After saying he could not be interviewed on camera in uniform, the officer drove away.
After stopping back by the Alternative office for a videotaped interview the next day, Davies and Monson drove to Crothersville to talk about Aaron Hall. The next day she sent an e-mail.
"Thanks for taking the time to meet with us," she wrote. "We met with Aaron's mother last night and a few people along the way. Two guys yelled out 'fag' at us while we were on the side of the road, and I signaled for them to come back, and they did, so we interviewed them."
While her eyes were opened to the frighteningly harsh realities of being gay in America, Davies said her two-month adventure has been a healing experience of sorts.
"I've got to see people's reactions good and bad," she said. "But, literally, the good responses I've gotten are like 1,000 compared to one bad one. There's been so many random acts of kindness, it gives me chills thinking about all the things people have done for me all along the way."
Davies is going to take a year off from school and is planning a speaking tour.
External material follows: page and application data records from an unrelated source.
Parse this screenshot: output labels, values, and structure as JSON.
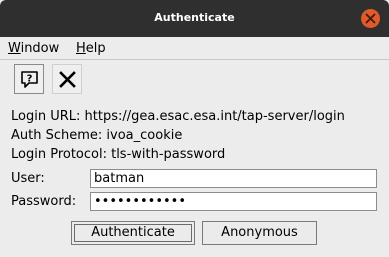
{
  "window": {
    "title": "Authenticate"
  },
  "menu": {
    "items": [
      {
        "label": "Window",
        "mnemonic": "W"
      },
      {
        "label": "Help",
        "mnemonic": "H"
      }
    ]
  },
  "toolbar": {
    "buttons": [
      {
        "name": "help",
        "icon": "help-question-icon"
      },
      {
        "name": "cancel",
        "icon": "close-x-icon"
      }
    ]
  },
  "info": {
    "login_url": "Login URL: https://gea.esac.esa.int/tap-server/login",
    "auth_scheme": "Auth Scheme: ivoa_cookie",
    "login_protocol": "Login Protocol: tls-with-password"
  },
  "form": {
    "user_label": "User:",
    "user_value": "batman",
    "password_label": "Password:",
    "password_masked": "••••••••••••"
  },
  "actions": {
    "authenticate_label": "Authenticate",
    "anonymous_label": "Anonymous"
  },
  "colors": {
    "titlebar": "#2f2f2f",
    "close": "#e05a2b",
    "background": "#ececec"
  }
}
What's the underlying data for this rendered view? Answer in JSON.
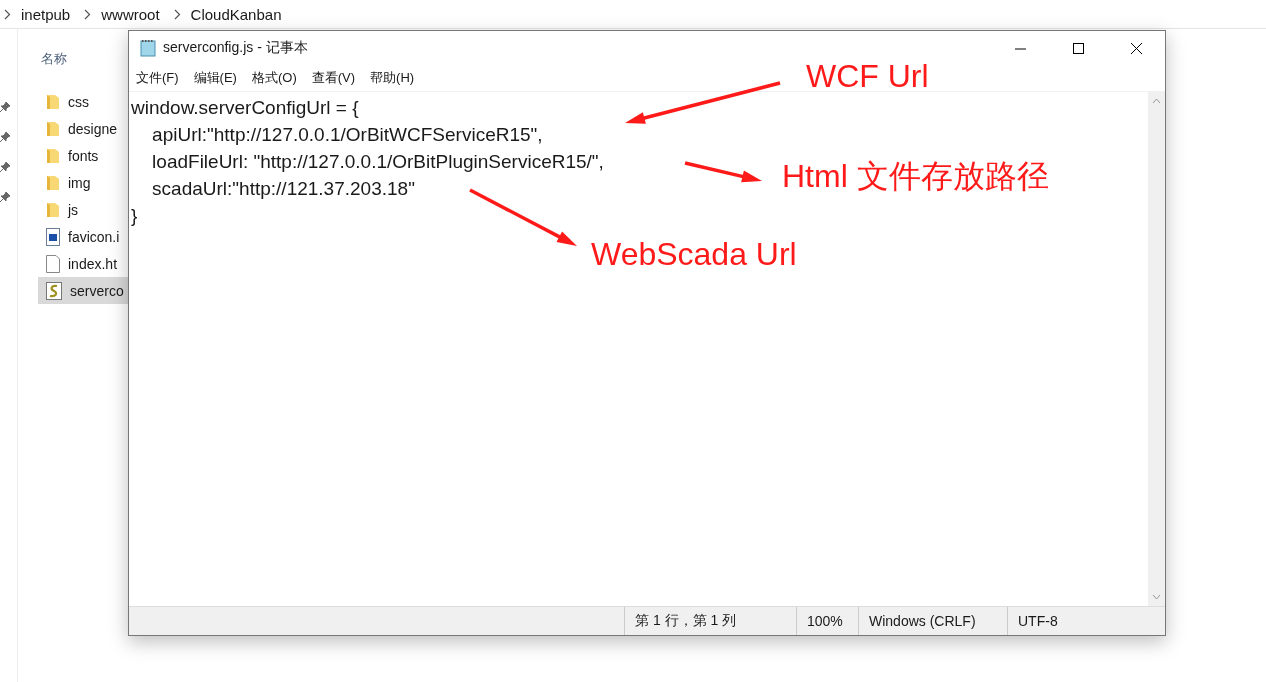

She's also going to make a documentary of her journey.
"I just think that it's very inspiring that something that could easily have made me question humanity or question people or the goodness in people has totally done the opposite and kind of restored my faith in the fact that there are so many good people out there," she said. "It's awesome."
Steven Higgs can be reached at editor@BloomingtonAltenative.com.